lost them. And by
, I mean just that: the part of our minds that is capable of thinking of the greater good.
If there ever were poster children for rampant individualism, they are the morally bankrupt and easily-led folks who refuse to vaccinate their kids against deadly diseases because, what, Google? Movies like
probably contributed to the idea that a lone, committed and loving mom can do her own scan of the medical literature, find a means of somewhat helping her suffering kid, then make a major movie all but claiming she found a cure. Mom v. the Men of Science. Hear enough of these feel-good stories, and you'll be surfing WebMD for your own cure for cancer, and turning down the chemo cocktail that has saved others.

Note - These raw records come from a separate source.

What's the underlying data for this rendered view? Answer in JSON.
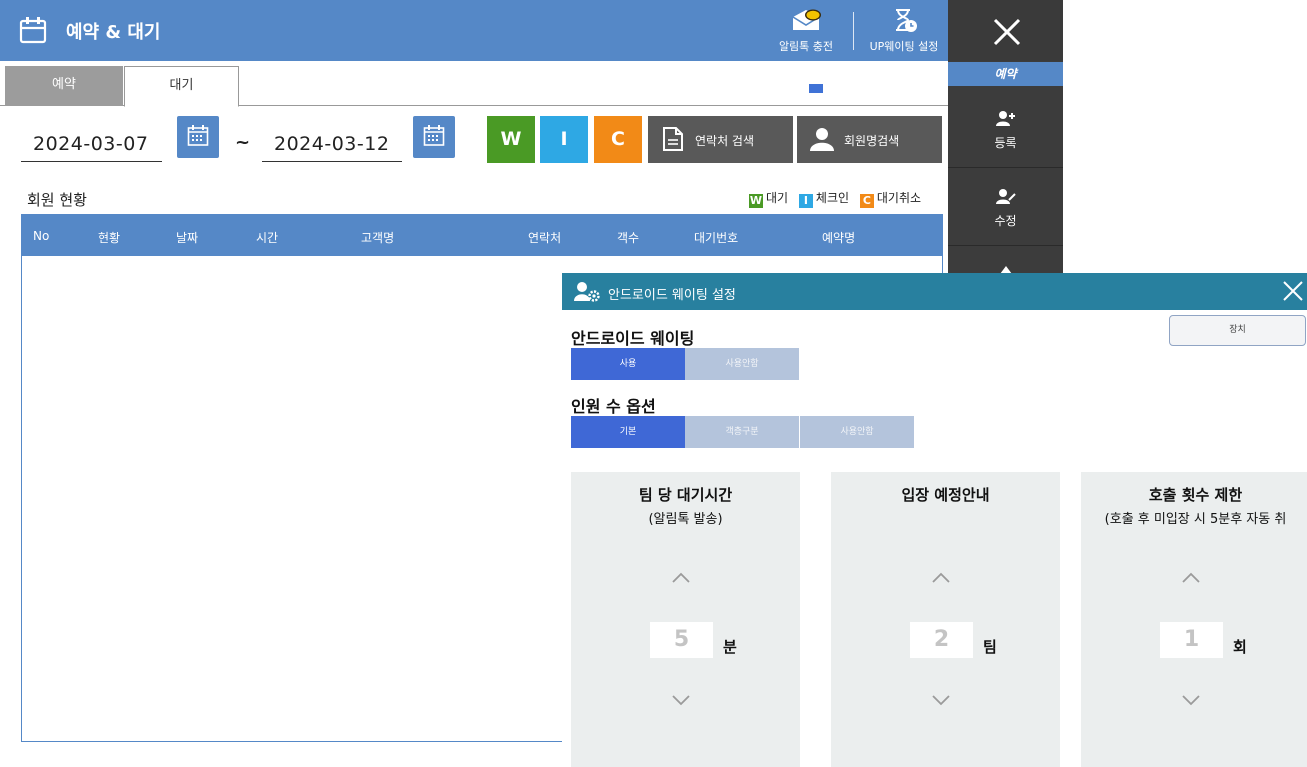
{
  "header": {
    "title": "예약 & 대기",
    "alimtalk_label": "알림톡 충전",
    "waiting_settings_label": "UP웨이팅 설정"
  },
  "sidebar": {
    "mode_label": "예약",
    "items": [
      {
        "label": "등록"
      },
      {
        "label": "수정"
      }
    ]
  },
  "tabs": [
    {
      "label": "예약",
      "active": false
    },
    {
      "label": "대기",
      "active": true
    }
  ],
  "filters": {
    "start_date": "2024-03-07",
    "separator": "~",
    "end_date": "2024-03-12",
    "status_buttons": [
      {
        "label": "W",
        "color": "#4a9a25"
      },
      {
        "label": "I",
        "color": "#2ea8e4"
      },
      {
        "label": "C",
        "color": "#f28a17"
      }
    ],
    "contact_search_label": "연락처 검색",
    "member_search_label": "회원명검색"
  },
  "member_status": {
    "title": "회원 현황",
    "legend": [
      {
        "key": "W",
        "label": "대기",
        "color": "#4a9a25"
      },
      {
        "key": "I",
        "label": "체크인",
        "color": "#2ea8e4"
      },
      {
        "key": "C",
        "label": "대기취소",
        "color": "#f28a17"
      }
    ],
    "columns": [
      "No",
      "현황",
      "날짜",
      "시간",
      "고객명",
      "연락처",
      "객수",
      "대기번호",
      "예약명"
    ],
    "rows": []
  },
  "modal": {
    "title": "안드로이드 웨이팅 설정",
    "device_button_label": "장치",
    "android_waiting": {
      "title": "안드로이드 웨이팅",
      "options": [
        "사용",
        "사용안함"
      ],
      "selected": "사용"
    },
    "headcount_option": {
      "title": "인원 수 옵션",
      "options": [
        "기본",
        "객층구분",
        "사용안함"
      ],
      "selected": "기본"
    },
    "panels": [
      {
        "title": "팀 당 대기시간",
        "subtitle": "(알림톡 발송)",
        "value": "5",
        "unit": "분"
      },
      {
        "title": "입장 예정안내",
        "subtitle": "",
        "value": "2",
        "unit": "팀"
      },
      {
        "title": "호출 횟수 제한",
        "subtitle": "(호출 후 미입장 시 5분후 자동 취",
        "value": "1",
        "unit": "회"
      }
    ]
  },
  "colors": {
    "header_blue": "#5588c7",
    "modal_header": "#28809f",
    "segment_on": "#3f68d6",
    "segment_off": "#b4c4dc"
  }
}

Those sad evangelicals who refuse to treat their kid's obstructed bowels are one thing. At least they only murder their own offspring. But the idiotic, entitled, smarter-than-everyone goofballs pulling their kids out of the vaccine lines are not only wrong, they are endangering truly sick kids. The idea behind "herd immunity" is that if you vaccinate every kid who can handle the vaccine, you protect the few who can't -- infants and kids on chemotherapy, for instance. Every vaccinated kid forms a stone in the wall that prevents disease from spreading from child to child, eventually to the chemo kid. But reducing the vaccination rate removes a few stones from the wall, providing a few extra routes for the disease to reach the baby or the leukemic kid. Herd immunity is not only for the herd; it's for the stray dogies who can't yet handle the cure.
And to the dopes who think vaccinations are a government plot to take away our freedoms, I say, you're right. It

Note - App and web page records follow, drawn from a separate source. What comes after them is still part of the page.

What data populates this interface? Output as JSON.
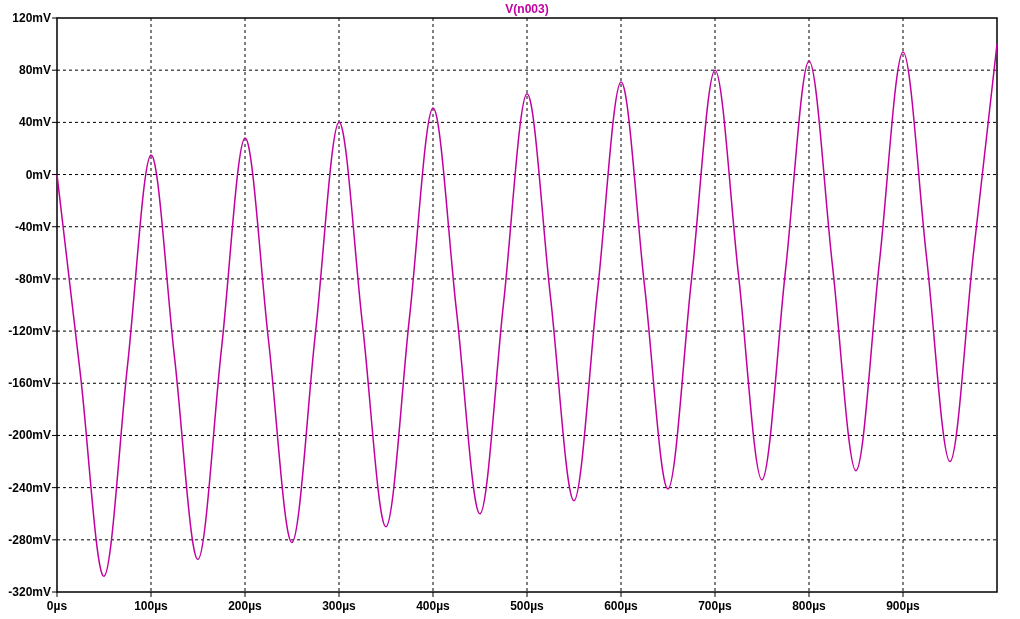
{
  "plot": {
    "chart_data": {
      "type": "line",
      "grid": true,
      "x": [
        0,
        25,
        50,
        75,
        100,
        125,
        150,
        175,
        200,
        225,
        250,
        275,
        300,
        325,
        350,
        375,
        400,
        425,
        450,
        475,
        500,
        525,
        550,
        575,
        600,
        625,
        650,
        675,
        700,
        725,
        750,
        775,
        800,
        825,
        850,
        875,
        900,
        925,
        950,
        975,
        1000
      ],
      "series": [
        {
          "name": "V(n003)",
          "color": "#c000a0",
          "values": [
            0,
            -154,
            -308,
            -146.5,
            15,
            -140,
            -295,
            -133.5,
            28,
            -127,
            -282,
            -121,
            40,
            -115,
            -270,
            -109.5,
            51,
            -104.5,
            -260,
            -99,
            62,
            -94,
            -250,
            -89.5,
            71,
            -85,
            -241,
            -80.5,
            80,
            -77,
            -234,
            -73.5,
            87,
            -70,
            -227,
            -66.5,
            94,
            -63,
            -220,
            -60,
            100
          ]
        }
      ],
      "xlim": [
        0,
        1000
      ],
      "ylim": [
        -320,
        120
      ],
      "xticks": [
        {
          "value": 0,
          "label": "0µs"
        },
        {
          "value": 100,
          "label": "100µs"
        },
        {
          "value": 200,
          "label": "200µs"
        },
        {
          "value": 300,
          "label": "300µs"
        },
        {
          "value": 400,
          "label": "400µs"
        },
        {
          "value": 500,
          "label": "500µs"
        },
        {
          "value": 600,
          "label": "600µs"
        },
        {
          "value": 700,
          "label": "700µs"
        },
        {
          "value": 800,
          "label": "800µs"
        },
        {
          "value": 900,
          "label": "900µs"
        }
      ],
      "yticks": [
        {
          "value": 120,
          "label": "120mV"
        },
        {
          "value": 80,
          "label": "80mV"
        },
        {
          "value": 40,
          "label": "40mV"
        },
        {
          "value": 0,
          "label": "0mV"
        },
        {
          "value": -40,
          "label": "-40mV"
        },
        {
          "value": -80,
          "label": "-80mV"
        },
        {
          "value": -120,
          "label": "-120mV"
        },
        {
          "value": -160,
          "label": "-160mV"
        },
        {
          "value": -200,
          "label": "-200mV"
        },
        {
          "value": -240,
          "label": "-240mV"
        },
        {
          "value": -280,
          "label": "-280mV"
        },
        {
          "value": -320,
          "label": "-320mV"
        }
      ]
    }
  }
}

government's job to provide the greatest happiness to the greatest number of its citizens. That means you have to give up "freedom" to become a disease vector. Sounds like a good deal to me.
The late 20th and early 21st centuries will go down in history as the era when Americans lost their ability to see beyond their own personal needs. We have been barraged relentlessly with appeals to be individuals, though most of us dress alike and think alike. We proclaim our independence by buying the soap we are told to buy, the SUV, the patriotic bumper sticker, the movie and the TV show. We hate the same things (Obama, people who critique our wars, the French) and love the same things (violence in movies, fatty food, cigarettes and booze). Yet we flatter ourselves that we are individuals. And we prove it by showing the same disregard of others' bodies as we show to our own.
Hopefully, the recent measles outbreaks might represent a turning point in this hyper-individualistic thinking. Maybe we will see that when our views make kids sick (or dead) we have gone too far. And maybe that "virus" of an idea will spread and "infect" the many who are sick with paranoia and self-satisfaction.
May the herd become immune to the stupidity that plagues us.